When you have a great idea for a new business the easiest way to get started is to set up as a sole trader, but what does this really mean?
The main thing you need to be aware of is the difference between being a sole trader and having a limited company. Limited companies are a way of providing you with some protection if the company incurs debts or liabilities. If your limited company has financial problems, the company is liable, whereas if you operate as a sole trader and you have problems, you are personally fully liable.
This may sound a little daunting, but the flip side is that it is very easy and simple to set up and you are accountable to no-one but yourself. You should make a judgement about whether the nature of your business is one where there is a significant risk that you could become liable for large amounts of money. If you are working on a relatively small scale, not employing any or many staff and do not need to invest heavily in premises, equipment or stock, you may well be better off as a sole trader.
Registering As A Sole Trader
For sole traders there is no formal company registration like there is with a limited company, you just have to register for self assessment with HMRC so that they know you are trading and then be sure to submit a self assessment tax return at the end of each tax year. You can register for self assessment online on the HMRC website. As soon as you have done this you are ready to trade.
Choosing A Name
As a self employed person you can either just trade under your own name or create a new business name. You can call your business anything you want, provided you follow a few basic rules about what you are not allowed to do:
- It may seem obvious, but because your company is not limited, you cannot add Ltd, LLP or PLC as part of the name.
- Ensure your name does not suggest a connection with government or a public body.
- The name cannot be offensive.
You must avoid anything that is trademarked or anything which is very similar to a trademark. Check what is trademarked here: www.ipo.gov.uk
When you produce stationary or any official documentation, you will need to include your own name as well as any company name on it.

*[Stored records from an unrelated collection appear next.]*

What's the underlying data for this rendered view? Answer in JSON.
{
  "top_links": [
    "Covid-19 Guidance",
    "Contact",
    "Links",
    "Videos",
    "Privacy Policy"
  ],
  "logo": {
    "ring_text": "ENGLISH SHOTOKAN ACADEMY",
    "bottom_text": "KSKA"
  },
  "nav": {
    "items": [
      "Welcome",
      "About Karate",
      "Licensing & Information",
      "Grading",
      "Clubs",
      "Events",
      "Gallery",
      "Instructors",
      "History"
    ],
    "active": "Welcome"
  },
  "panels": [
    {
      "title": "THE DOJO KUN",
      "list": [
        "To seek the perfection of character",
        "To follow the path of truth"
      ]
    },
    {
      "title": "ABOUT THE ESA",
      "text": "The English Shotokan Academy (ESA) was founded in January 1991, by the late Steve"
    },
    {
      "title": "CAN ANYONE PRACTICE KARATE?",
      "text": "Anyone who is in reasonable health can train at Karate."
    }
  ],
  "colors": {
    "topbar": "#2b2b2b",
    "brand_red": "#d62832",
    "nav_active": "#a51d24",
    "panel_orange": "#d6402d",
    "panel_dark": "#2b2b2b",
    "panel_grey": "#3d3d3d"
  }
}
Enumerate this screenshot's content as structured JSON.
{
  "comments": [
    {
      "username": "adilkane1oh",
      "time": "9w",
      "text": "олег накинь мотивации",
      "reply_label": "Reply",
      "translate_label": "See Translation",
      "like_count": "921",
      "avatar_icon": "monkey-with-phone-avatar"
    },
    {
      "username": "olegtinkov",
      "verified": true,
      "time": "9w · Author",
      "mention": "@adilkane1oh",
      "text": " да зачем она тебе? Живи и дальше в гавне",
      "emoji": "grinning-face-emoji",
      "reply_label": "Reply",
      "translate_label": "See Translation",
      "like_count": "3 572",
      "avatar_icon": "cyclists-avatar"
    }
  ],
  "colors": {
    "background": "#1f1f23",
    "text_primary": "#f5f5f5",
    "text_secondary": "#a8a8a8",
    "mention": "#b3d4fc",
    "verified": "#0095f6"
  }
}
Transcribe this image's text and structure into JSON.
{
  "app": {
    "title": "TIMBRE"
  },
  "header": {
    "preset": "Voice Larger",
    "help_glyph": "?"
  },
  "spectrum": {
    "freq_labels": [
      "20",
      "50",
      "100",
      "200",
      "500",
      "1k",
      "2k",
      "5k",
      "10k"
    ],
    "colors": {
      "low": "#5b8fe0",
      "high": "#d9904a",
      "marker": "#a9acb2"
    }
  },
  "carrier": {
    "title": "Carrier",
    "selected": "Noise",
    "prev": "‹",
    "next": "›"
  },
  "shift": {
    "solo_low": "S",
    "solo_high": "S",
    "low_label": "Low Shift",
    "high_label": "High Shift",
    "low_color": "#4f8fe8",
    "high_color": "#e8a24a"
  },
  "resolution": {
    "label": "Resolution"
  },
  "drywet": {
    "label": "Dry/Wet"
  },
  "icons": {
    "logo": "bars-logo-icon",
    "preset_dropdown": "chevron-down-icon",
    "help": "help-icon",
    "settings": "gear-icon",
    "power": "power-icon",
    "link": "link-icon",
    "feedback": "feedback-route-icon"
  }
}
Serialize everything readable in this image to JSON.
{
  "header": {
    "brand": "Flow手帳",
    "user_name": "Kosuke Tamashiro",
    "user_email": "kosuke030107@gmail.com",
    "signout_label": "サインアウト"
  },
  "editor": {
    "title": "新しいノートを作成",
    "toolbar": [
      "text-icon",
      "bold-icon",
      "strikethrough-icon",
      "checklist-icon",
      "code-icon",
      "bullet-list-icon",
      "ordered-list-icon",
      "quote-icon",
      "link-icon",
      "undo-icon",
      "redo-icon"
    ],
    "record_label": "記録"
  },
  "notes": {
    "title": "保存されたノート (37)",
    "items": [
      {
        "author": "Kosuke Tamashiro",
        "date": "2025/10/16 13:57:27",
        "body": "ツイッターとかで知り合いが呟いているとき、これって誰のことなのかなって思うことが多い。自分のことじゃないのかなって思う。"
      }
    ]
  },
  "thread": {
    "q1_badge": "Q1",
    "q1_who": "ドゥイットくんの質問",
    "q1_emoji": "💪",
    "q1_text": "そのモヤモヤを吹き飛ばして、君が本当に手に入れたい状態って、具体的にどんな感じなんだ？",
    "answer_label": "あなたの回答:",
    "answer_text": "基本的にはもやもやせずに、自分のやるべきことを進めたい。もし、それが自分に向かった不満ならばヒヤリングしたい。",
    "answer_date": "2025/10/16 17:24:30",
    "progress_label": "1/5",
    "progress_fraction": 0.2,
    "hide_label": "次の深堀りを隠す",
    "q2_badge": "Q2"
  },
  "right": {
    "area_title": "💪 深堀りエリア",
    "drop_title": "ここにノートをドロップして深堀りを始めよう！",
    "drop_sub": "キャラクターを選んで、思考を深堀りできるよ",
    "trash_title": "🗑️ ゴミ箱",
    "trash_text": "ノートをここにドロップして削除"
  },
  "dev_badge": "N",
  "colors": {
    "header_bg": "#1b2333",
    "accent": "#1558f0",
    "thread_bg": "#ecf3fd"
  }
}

Benefits Of Being A Sole Trader
The main advantage to this type of self employment is that you really are your own boss and do not have to answer to anyone else. You make all the decisions without having to consult with investors or other directors, so you can dictate how fast your business grows, which direction your business develops in and whether to move into new markets or withdraw from others.
- Any profit you make after tax is entirely your own.
- Take time off when you decide it is OK.
- Greater and more direct control generally means you can offer a more personal service for your customers.
- The requirements in terms of end of year accounts are simpler so your professional fees for this will be less.
- Keeping it lean and mean will result in having less red tape to deal with.
With Great Power Comes Great Responsibililty…
As we have already suggested, there is a flip side to the freedom that being a sole trader brings. The main one being full responsibility for any liabilities. As well as straightforward business debts, you could be sued by a customer or someone else in connection with your business. If a claim is made against you, you are personally liable for this too. If your business became bankrupt your own assets would be at risk.
You can mitigate against some such issues by taking out appropriate insurance of course, in particular Public Liability Insurance.
While it is great that no-one is telling you what to do and when to do it, that is only a good thing if you are motivated and organised enough to do that yourself. You will have to be a jack of all trades and must be prepared to put in long hours to make your business work. If you do choose to take time off you get no income for that time, so you need to budget for that.